A significant majority of registered voters do not want recipients of the Deferred Action for Childhood Arrivals program to be deported from the U.S. President Donald Trump has rescinded his predecessor's executive order that granted protections for DACA recipients, also known as Dreamers.
A Politico/Morning Consult survey released Sept. 5 found that 76 percent of voters wanted the Trump administration to allow Dreamers to stay. More specifically, 58 percent of respondents wanted Dreamers to be offered a path to citizenship, while 18 percent believed that they should be offered legal resident status but not citizenship, Politico reports.
Fifteen percent of voters wanted Dreamers to be deported.
"Given the deeply polarizing nature of immigration issues, the broad support for allowing Dreamers to stay in the United States is notable," said Kyle Dropp, chief research officer of Morning Consult.
There was a bipartisan consensus on the issue, with 84 percent of Democratic voters saying that Dreamers should be allowed to stay while 74 percent of independent voters and 69 percent of Republican voters agreed. Meanwhile, only 24 percent of Republican voters, 12 percent of independent voters and 8 percent of Democratic voters wanted DACA recipients to be deported.
Support for the program remained high even among those voters who strongly approved of Trump's job performance; 60 percent said they wanted Dreamers to remain in the U.S. while 33 percent wanted them removed.
On Sept. 5, Attorney General Jeff Sessions announced that Trump would end the DACA by rescinding an executive order signed by former President Barack Obama in 2012. The program would be phased out until effectively ending in March 2018.
"This will enable [Department of Homeland Security] to conduct an orderly change and fulfill the desire of this administration to create a time period for Congress to act -- should it so choose," Sessions said, according to The Hill. "We firmly believe this is the responsible path."
Trump later released a statement asserting: "There can be no path to principled immigration reform if the executive branch is able to rewrite or nullify federal laws at will ... Congress now has the opportunity to advance responsible immigration reform that puts American jobs and American security first."
Implemented in 2012, DACA allowed for undocumented immigrants who entered the U.S. after June 2007 and before they turned 16 years old to apply for a temporary working permit to find lawful employment.
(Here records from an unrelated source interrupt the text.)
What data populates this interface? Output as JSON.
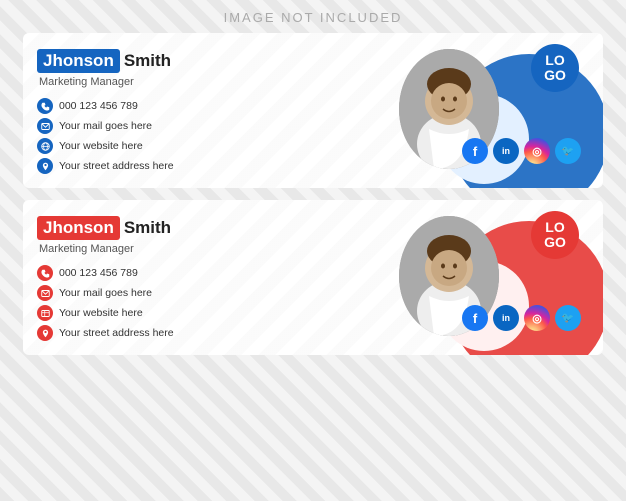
{
  "watermark": "IMAGE NOT INCLUDED",
  "cards": [
    {
      "id": "blue-card",
      "accentColor": "#1565C0",
      "accentColorLight": "#1976D2",
      "firstName": "Jhonson",
      "lastName": "Smith",
      "title": "Marketing Manager",
      "contacts": [
        {
          "icon": "phone",
          "text": "000 123 456 789"
        },
        {
          "icon": "mail",
          "text": "Your mail goes here"
        },
        {
          "icon": "web",
          "text": "Your website here"
        },
        {
          "icon": "location",
          "text": "Your street address here"
        }
      ],
      "logo": "LO\nGO",
      "social": [
        "f",
        "in",
        "◎",
        "🐦"
      ]
    },
    {
      "id": "red-card",
      "accentColor": "#e53935",
      "accentColorLight": "#ef5350",
      "firstName": "Jhonson",
      "lastName": "Smith",
      "title": "Marketing Manager",
      "contacts": [
        {
          "icon": "phone",
          "text": "000 123 456 789"
        },
        {
          "icon": "mail",
          "text": "Your mail goes here"
        },
        {
          "icon": "web",
          "text": "Your website here"
        },
        {
          "icon": "location",
          "text": "Your street address here"
        }
      ],
      "logo": "LO\nGO",
      "social": [
        "f",
        "in",
        "◎",
        "🐦"
      ]
    }
  ]
}
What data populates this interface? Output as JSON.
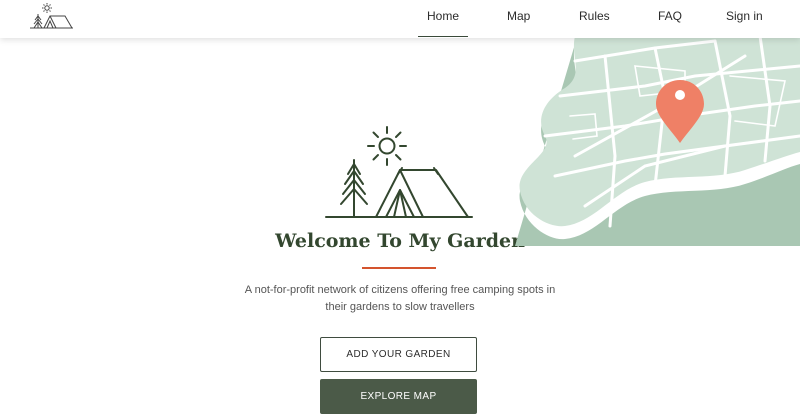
{
  "nav": {
    "items": [
      {
        "label": "Home",
        "active": true
      },
      {
        "label": "Map",
        "active": false
      },
      {
        "label": "Rules",
        "active": false
      },
      {
        "label": "FAQ",
        "active": false
      },
      {
        "label": "Sign in",
        "active": false
      }
    ]
  },
  "hero": {
    "title": "Welcome To My Garden",
    "subtitle_line1": "A not-for-profit network of citizens offering free camping spots in",
    "subtitle_line2": "their gardens to slow travellers"
  },
  "buttons": {
    "add_garden": "ADD YOUR GARDEN",
    "explore_map": "EXPLORE MAP"
  },
  "icons": [
    "logo-tent-icon",
    "map-illustration",
    "map-pin-icon",
    "sun-icon",
    "tree-icon",
    "tent-icon"
  ],
  "colors": {
    "primary_green": "#33472f",
    "button_green": "#4b5a48",
    "accent_rule": "#d4542e",
    "map_land": "#cfe3d6",
    "map_shadow": "#a9c7b3",
    "pin": "#ef8066"
  }
}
The program also granted Dreamers the opportunity to obtain a driver's license and enroll in college, in addition to shielding them from deportation, according to CNN.
DACA applicants had to turn over their information to the federal government, undergo a background check and pay a fine in order to receive protections. Dreamers' DACA status would be canceled if they were convicted of a crime or found to be engaging in gang activity. Many Dreamers entered the U.S. at a very young age and are unfamiliar with their origin country.
As of March 31, nearly 790,000 people had received DACA status since the program began.